In 2008, an investigation commissioned by the Associated Press identified traces of one or more pharmaceuticals in the water supply of over 41 million U.S. citizens and in 2009, alarming reports of chemically affected "intersex fish" were reported to Congress and also made headlines nationally. It has become increasingly clear over the past decade that surface, ground and drinking-water supplies have already been significantly contaminated by a host of chemicals, the full effects of which remain largely unknown.
While chemicals showing acute toxicity to humans and the environment have been given more attention and been subject to stiffer regulation, a vast array of chemicals once believed to be safe are getting a second look, as new genomic and epigenomic studies shed light on the supreme sensitivity of cellular structures and metabolic pathways to CEC impacts, even at low dosages. Many such chemicals, described in detail in the new text, were the focus of a special workshop sponsored by the National Institute of Environmental Health Sciences (NIEHS), held in Tucson, Arizona in 2009.

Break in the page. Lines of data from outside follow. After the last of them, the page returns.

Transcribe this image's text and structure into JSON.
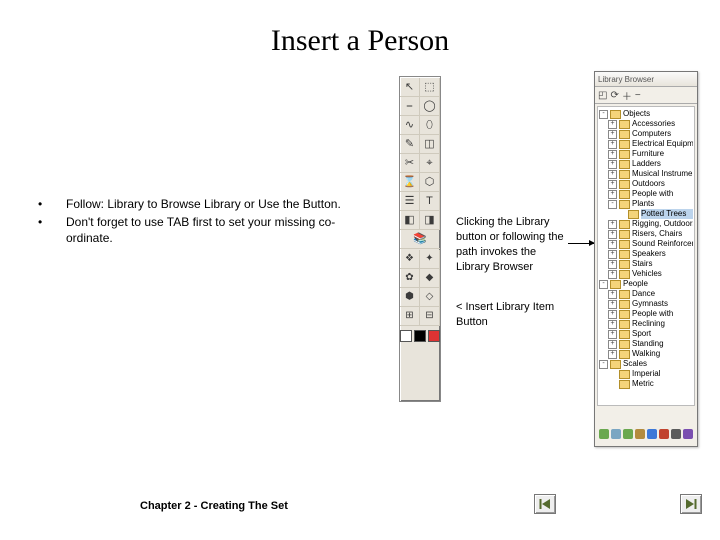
{
  "title": "Insert a Person",
  "bullets": [
    "Follow: Library to Browse Library or Use the Button.",
    "Don't forget to use TAB first to set your missing co-ordinate."
  ],
  "caption_browser": "Clicking the Library button or following the path invokes the Library Browser",
  "caption_insert": "< Insert Library Item Button",
  "footer": "Chapter 2 - Creating The Set",
  "palette": {
    "icons_grid": [
      "↖",
      "⬚",
      "⎯",
      "◯",
      "∿",
      "⬯",
      "✎",
      "◫",
      "✂",
      "⌖",
      "⌛",
      "⬡",
      "☰",
      "T",
      "◧",
      "◨"
    ],
    "single_row": "📚",
    "lower_grid": [
      "❖",
      "✦",
      "✿",
      "◆",
      "⬢",
      "◇",
      "⊞",
      "⊟"
    ],
    "swatches": [
      "#ffffff",
      "#000000",
      "#d33"
    ]
  },
  "library": {
    "title": "Library Browser",
    "toolbar_icons": [
      "◰",
      "⟳",
      "＋",
      "−"
    ],
    "tree": [
      {
        "d": 0,
        "ex": "-",
        "label": "Objects"
      },
      {
        "d": 1,
        "ex": "+",
        "label": "Accessories"
      },
      {
        "d": 1,
        "ex": "+",
        "label": "Computers"
      },
      {
        "d": 1,
        "ex": "+",
        "label": "Electrical Equipment"
      },
      {
        "d": 1,
        "ex": "+",
        "label": "Furniture"
      },
      {
        "d": 1,
        "ex": "+",
        "label": "Ladders"
      },
      {
        "d": 1,
        "ex": "+",
        "label": "Musical Instruments"
      },
      {
        "d": 1,
        "ex": "+",
        "label": "Outdoors"
      },
      {
        "d": 1,
        "ex": "+",
        "label": "People with"
      },
      {
        "d": 1,
        "ex": "-",
        "label": "Plants"
      },
      {
        "d": 2,
        "ex": "",
        "label": "Potted Trees",
        "hl": true
      },
      {
        "d": 1,
        "ex": "+",
        "label": "Rigging, Outdoors"
      },
      {
        "d": 1,
        "ex": "+",
        "label": "Risers, Chairs"
      },
      {
        "d": 1,
        "ex": "+",
        "label": "Sound Reinforcement"
      },
      {
        "d": 1,
        "ex": "+",
        "label": "Speakers"
      },
      {
        "d": 1,
        "ex": "+",
        "label": "Stairs"
      },
      {
        "d": 1,
        "ex": "+",
        "label": "Vehicles"
      },
      {
        "d": 0,
        "ex": "-",
        "label": "People"
      },
      {
        "d": 1,
        "ex": "+",
        "label": "Dance"
      },
      {
        "d": 1,
        "ex": "+",
        "label": "Gymnasts"
      },
      {
        "d": 1,
        "ex": "+",
        "label": "People with"
      },
      {
        "d": 1,
        "ex": "+",
        "label": "Reclining"
      },
      {
        "d": 1,
        "ex": "+",
        "label": "Sport"
      },
      {
        "d": 1,
        "ex": "+",
        "label": "Standing"
      },
      {
        "d": 1,
        "ex": "+",
        "label": "Walking"
      },
      {
        "d": 0,
        "ex": "-",
        "label": "Scales"
      },
      {
        "d": 1,
        "ex": "",
        "label": "Imperial"
      },
      {
        "d": 1,
        "ex": "",
        "label": "Metric"
      }
    ],
    "thumbs": [
      "#6aa84f",
      "#7aa6c2",
      "#6aa84f",
      "#b38b3e",
      "#3c78d8",
      "#c1432e",
      "#5b5b5b",
      "#7a4fb0"
    ]
  }
}
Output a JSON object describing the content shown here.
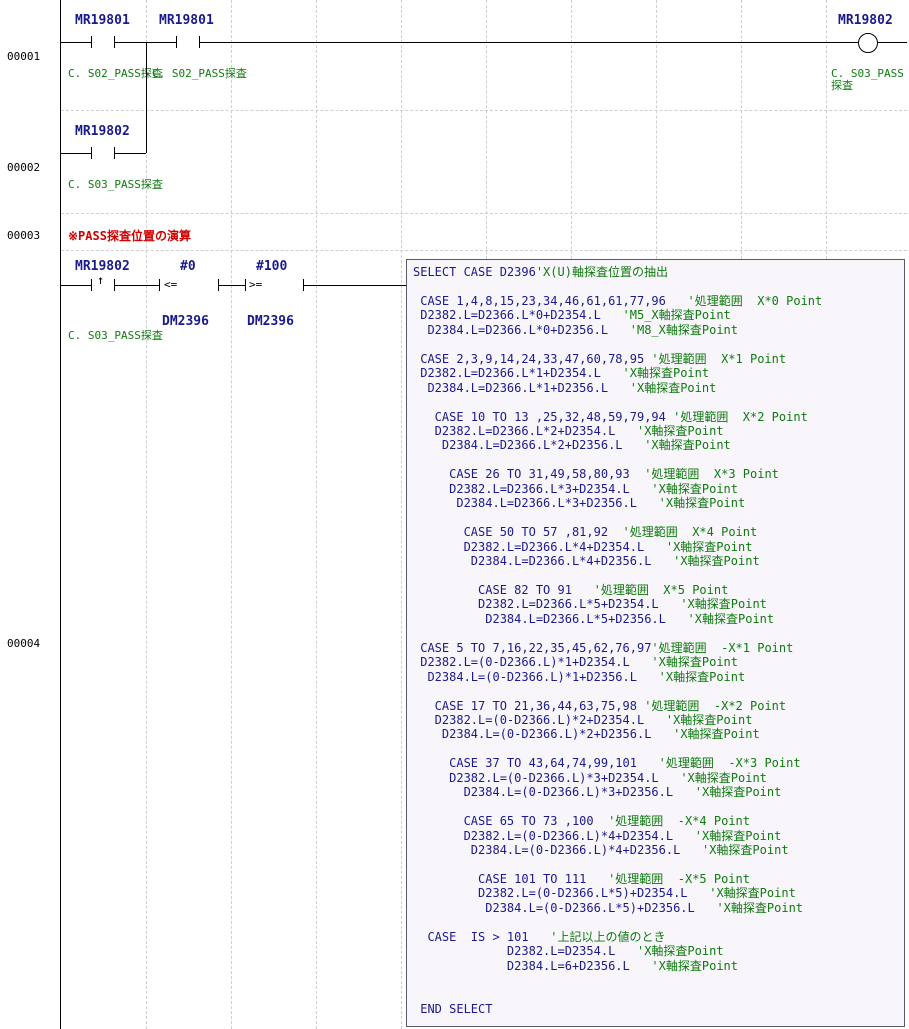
{
  "steps": [
    "00001",
    "00002",
    "00003",
    "00004"
  ],
  "rung1": {
    "contact1": {
      "device": "MR19801",
      "comment": "C.\nS02_PASS探査"
    },
    "contact2": {
      "device": "MR19801",
      "comment": "C.\nS02_PASS探査"
    },
    "coil": {
      "device": "MR19802",
      "comment": "C.\nS03_PASS探査"
    }
  },
  "rung2": {
    "contact1": {
      "device": "MR19802",
      "comment": "C.\nS03_PASS探査"
    }
  },
  "rung3": {
    "remark": "※PASS探査位置の演算"
  },
  "rung4": {
    "contact1": {
      "device": "MR19802",
      "comment": "C.\nS03_PASS探査"
    },
    "compare1": {
      "operand1": "#0",
      "operator": "<=",
      "operand2": "DM2396"
    },
    "compare2": {
      "operand1": "#100",
      "operator": ">=",
      "operand2": "DM2396"
    }
  },
  "script": [
    {
      "code": "SELECT CASE D2396",
      "comment": "'X(U)軸探査位置の抽出"
    },
    {
      "code": "",
      "comment": ""
    },
    {
      "code": " CASE 1,4,8,15,23,34,46,61,61,77,96",
      "comment": "   '処理範囲  X*0 Point"
    },
    {
      "code": " D2382.L=D2366.L*0+D2354.L",
      "comment": "   'M5_X軸探査Point"
    },
    {
      "code": "  D2384.L=D2366.L*0+D2356.L",
      "comment": "   'M8_X軸探査Point"
    },
    {
      "code": "",
      "comment": ""
    },
    {
      "code": " CASE 2,3,9,14,24,33,47,60,78,95",
      "comment": " '処理範囲  X*1 Point"
    },
    {
      "code": " D2382.L=D2366.L*1+D2354.L",
      "comment": "   'X軸探査Point"
    },
    {
      "code": "  D2384.L=D2366.L*1+D2356.L",
      "comment": "   'X軸探査Point"
    },
    {
      "code": "",
      "comment": ""
    },
    {
      "code": "   CASE 10 TO 13 ,25,32,48,59,79,94",
      "comment": " '処理範囲  X*2 Point"
    },
    {
      "code": "   D2382.L=D2366.L*2+D2354.L",
      "comment": "   'X軸探査Point"
    },
    {
      "code": "    D2384.L=D2366.L*2+D2356.L",
      "comment": "   'X軸探査Point"
    },
    {
      "code": "",
      "comment": ""
    },
    {
      "code": "     CASE 26 TO 31,49,58,80,93",
      "comment": "  '処理範囲  X*3 Point"
    },
    {
      "code": "     D2382.L=D2366.L*3+D2354.L",
      "comment": "   'X軸探査Point"
    },
    {
      "code": "      D2384.L=D2366.L*3+D2356.L",
      "comment": "   'X軸探査Point"
    },
    {
      "code": "",
      "comment": ""
    },
    {
      "code": "       CASE 50 TO 57 ,81,92",
      "comment": "  '処理範囲  X*4 Point"
    },
    {
      "code": "       D2382.L=D2366.L*4+D2354.L",
      "comment": "   'X軸探査Point"
    },
    {
      "code": "        D2384.L=D2366.L*4+D2356.L",
      "comment": "   'X軸探査Point"
    },
    {
      "code": "",
      "comment": ""
    },
    {
      "code": "         CASE 82 TO 91",
      "comment": "   '処理範囲  X*5 Point"
    },
    {
      "code": "         D2382.L=D2366.L*5+D2354.L",
      "comment": "   'X軸探査Point"
    },
    {
      "code": "          D2384.L=D2366.L*5+D2356.L",
      "comment": "   'X軸探査Point"
    },
    {
      "code": "",
      "comment": ""
    },
    {
      "code": " CASE 5 TO 7,16,22,35,45,62,76,97",
      "comment": "'処理範囲  -X*1 Point"
    },
    {
      "code": " D2382.L=(0-D2366.L)*1+D2354.L",
      "comment": "   'X軸探査Point"
    },
    {
      "code": "  D2384.L=(0-D2366.L)*1+D2356.L",
      "comment": "   'X軸探査Point"
    },
    {
      "code": "",
      "comment": ""
    },
    {
      "code": "   CASE 17 TO 21,36,44,63,75,98",
      "comment": " '処理範囲  -X*2 Point"
    },
    {
      "code": "   D2382.L=(0-D2366.L)*2+D2354.L",
      "comment": "   'X軸探査Point"
    },
    {
      "code": "    D2384.L=(0-D2366.L)*2+D2356.L",
      "comment": "   'X軸探査Point"
    },
    {
      "code": "",
      "comment": ""
    },
    {
      "code": "     CASE 37 TO 43,64,74,99,101",
      "comment": "   '処理範囲  -X*3 Point"
    },
    {
      "code": "     D2382.L=(0-D2366.L)*3+D2354.L",
      "comment": "   'X軸探査Point"
    },
    {
      "code": "       D2384.L=(0-D2366.L)*3+D2356.L",
      "comment": "   'X軸探査Point"
    },
    {
      "code": "",
      "comment": ""
    },
    {
      "code": "       CASE 65 TO 73 ,100",
      "comment": "  '処理範囲  -X*4 Point"
    },
    {
      "code": "       D2382.L=(0-D2366.L)*4+D2354.L",
      "comment": "   'X軸探査Point"
    },
    {
      "code": "        D2384.L=(0-D2366.L)*4+D2356.L",
      "comment": "   'X軸探査Point"
    },
    {
      "code": "",
      "comment": ""
    },
    {
      "code": "         CASE 101 TO 111",
      "comment": "   '処理範囲  -X*5 Point"
    },
    {
      "code": "         D2382.L=(0-D2366.L*5)+D2354.L",
      "comment": "   'X軸探査Point"
    },
    {
      "code": "          D2384.L=(0-D2366.L*5)+D2356.L",
      "comment": "   'X軸探査Point"
    },
    {
      "code": "",
      "comment": ""
    },
    {
      "code": "  CASE  IS > 101",
      "comment": "   '上記以上の値のとき"
    },
    {
      "code": "             D2382.L=D2354.L",
      "comment": "   'X軸探査Point"
    },
    {
      "code": "             D2384.L=6+D2356.L",
      "comment": "   'X軸探査Point"
    },
    {
      "code": "",
      "comment": ""
    },
    {
      "code": "",
      "comment": ""
    },
    {
      "code": " END SELECT",
      "comment": ""
    }
  ]
}
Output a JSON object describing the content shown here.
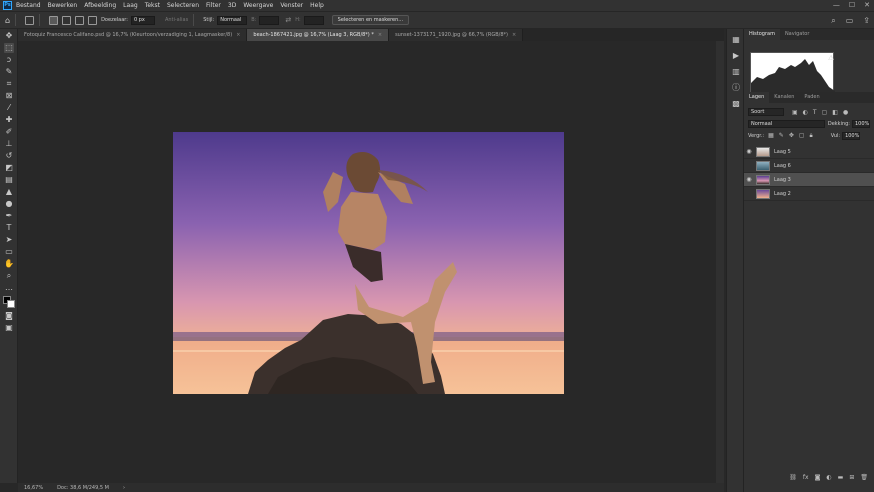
{
  "app": {
    "logo_text": "Ps"
  },
  "menu": [
    "Bestand",
    "Bewerken",
    "Afbeelding",
    "Laag",
    "Tekst",
    "Selecteren",
    "Filter",
    "3D",
    "Weergave",
    "Venster",
    "Help"
  ],
  "window_controls": {
    "minimize": "—",
    "maximize": "☐",
    "close": "✕"
  },
  "options": {
    "feather_label": "Doezelaar:",
    "feather_value": "0 px",
    "antialias_label": "Anti-alias",
    "style_label": "Stijl:",
    "style_value": "Normaal",
    "width_label": "B:",
    "height_label": "H:",
    "select_mask_label": "Selecteren en maskeren..."
  },
  "tabs": [
    {
      "label": "Fotoquiz Francesco Califano.psd @ 16,7% (Kleurtoon/verzadiging 1, Laagmasker/8)",
      "active": false
    },
    {
      "label": "beach-1867421.jpg @ 16,7% (Laag 3, RGB/8*) *",
      "active": true
    },
    {
      "label": "sunset-1373171_1920.jpg @ 66,7% (RGB/8*)",
      "active": false
    }
  ],
  "status": {
    "zoom": "16,67%",
    "doc": "Doc: 38,6 M/249,5 M"
  },
  "panels": {
    "top_tabs": [
      "Histogram",
      "Navigator"
    ],
    "layer_tabs": [
      "Lagen",
      "Kanalen",
      "Paden"
    ],
    "kind_filter": "Soort",
    "blend_mode": "Normaal",
    "opacity_label": "Dekking:",
    "opacity_value": "100%",
    "lock_label": "Vergr.:",
    "fill_label": "Vul:",
    "fill_value": "100%"
  },
  "layers": [
    {
      "name": "Laag 5",
      "visible": true,
      "selected": false
    },
    {
      "name": "Laag 6",
      "visible": false,
      "selected": false
    },
    {
      "name": "Laag 3",
      "visible": true,
      "selected": true
    },
    {
      "name": "Laag 2",
      "visible": false,
      "selected": false
    }
  ],
  "colors": {
    "sky_top": "#5a3f91",
    "sky_mid": "#a673b8",
    "sky_horizon": "#f0b08c",
    "water": "#f4b98f",
    "rock": "#3a2f2c",
    "accent": "#31a8ff"
  }
}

As Halden notes in his preface to the book, "emerging contaminants in the environment is a topic that is here to stay." The new work should encourage further research and where appropriate, regulatory action mandating the safe use of chemicalsa matter of grave importance to public health.
|Contact: Joseph Caspermeyer|
Arizona State University